Exercise requirements:
Each line below must be printed exactly as it stands.

Given records:

<<<<

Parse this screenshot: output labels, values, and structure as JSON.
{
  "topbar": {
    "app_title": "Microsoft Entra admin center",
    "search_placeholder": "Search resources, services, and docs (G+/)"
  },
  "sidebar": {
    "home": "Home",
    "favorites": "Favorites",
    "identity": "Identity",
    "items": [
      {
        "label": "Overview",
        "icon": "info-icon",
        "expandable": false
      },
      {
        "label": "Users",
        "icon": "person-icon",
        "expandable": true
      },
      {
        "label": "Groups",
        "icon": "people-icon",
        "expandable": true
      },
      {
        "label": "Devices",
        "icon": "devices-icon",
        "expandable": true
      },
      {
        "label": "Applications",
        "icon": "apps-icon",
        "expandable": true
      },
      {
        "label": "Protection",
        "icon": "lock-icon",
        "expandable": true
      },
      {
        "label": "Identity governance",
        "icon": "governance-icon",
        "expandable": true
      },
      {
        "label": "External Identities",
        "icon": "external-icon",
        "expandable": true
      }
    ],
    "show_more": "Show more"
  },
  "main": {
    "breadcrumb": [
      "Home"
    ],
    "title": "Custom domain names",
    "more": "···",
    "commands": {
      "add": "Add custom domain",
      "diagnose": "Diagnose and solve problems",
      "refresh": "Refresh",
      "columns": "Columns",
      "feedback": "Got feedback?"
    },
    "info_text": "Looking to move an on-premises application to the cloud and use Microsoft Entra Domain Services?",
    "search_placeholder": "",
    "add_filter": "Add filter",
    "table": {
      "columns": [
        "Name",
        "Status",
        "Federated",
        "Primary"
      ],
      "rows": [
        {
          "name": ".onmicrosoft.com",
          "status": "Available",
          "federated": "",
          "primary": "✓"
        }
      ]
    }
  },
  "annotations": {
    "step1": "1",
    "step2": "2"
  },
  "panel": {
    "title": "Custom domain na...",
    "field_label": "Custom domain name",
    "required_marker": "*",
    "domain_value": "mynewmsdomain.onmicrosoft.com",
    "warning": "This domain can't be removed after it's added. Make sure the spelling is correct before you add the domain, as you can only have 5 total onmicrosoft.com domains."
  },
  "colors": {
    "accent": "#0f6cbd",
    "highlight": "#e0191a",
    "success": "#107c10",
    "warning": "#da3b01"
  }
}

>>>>

Solution to this task:
Parse this screenshot: output labels, values, and structure as JSON.
{
  "topbar": {
    "app_title": "Microsoft Entra admin center",
    "search_placeholder": "Search resources, services, and docs (G+/)"
  },
  "sidebar": {
    "home": "Home",
    "favorites": "Favorites",
    "identity": "Identity",
    "items": [
      {
        "label": "Overview",
        "icon": "info-icon",
        "expandable": false
      },
      {
        "label": "Users",
        "icon": "person-icon",
        "expandable": true
      },
      {
        "label": "Groups",
        "icon": "people-icon",
        "expandable": true
      },
      {
        "label": "Devices",
        "icon": "devices-icon",
        "expandable": true
      },
      {
        "label": "Applications",
        "icon": "apps-icon",
        "expandable": true
      },
      {
        "label": "Protection",
        "icon": "lock-icon",
        "expandable": true
      },
      {
        "label": "Identity governance",
        "icon": "governance-icon",
        "expandable": true
      },
      {
        "label": "External Identities",
        "icon": "external-icon",
        "expandable": true
      }
    ],
    "show_more": "Show more"
  },
  "main": {
    "breadcrumb": [
      "Home"
    ],
    "title": "Custom domain names",
    "more": "···",
    "commands": {
      "add": "Add custom domain",
      "diagnose": "Diagnose and solve problems",
      "refresh": "Refresh",
      "columns": "Columns",
      "feedback": "Got feedback?"
    },
    "info_text": "Looking to move an on-premises application to the cloud and use Microsoft Entra Domain Services?",
    "search_placeholder": "",
    "add_filter": "Add filter",
    "table": {
      "columns": [
        "Name",
        "Status",
        "Federated",
        "Primary"
      ],
      "rows": [
        {
          "name": ".onmicrosoft.com",
          "status": "Available",
          "federated": "",
          "primary": "✓"
        }
      ]
    }
  },
  "annotations": {
    "step1": "1",
    "step2": "2"
  },
  "panel": {
    "title": "Custom domain na...",
    "field_label": "Custom domain name",
    "required_marker": "*",
    "domain_value": "mynewmsdomain.onmicrosoft.com",
    "warning": "This domain can't be removed after it's added. Make sure the spelling is correct before you add the domain, as you can only have 5 total onmicrosoft.com domains."
  },
  "colors": {
    "accent": "#0f6cbd",
    "highlight": "#e0191a",
    "success": "#107c10",
    "warning": "#da3b01"
  }
}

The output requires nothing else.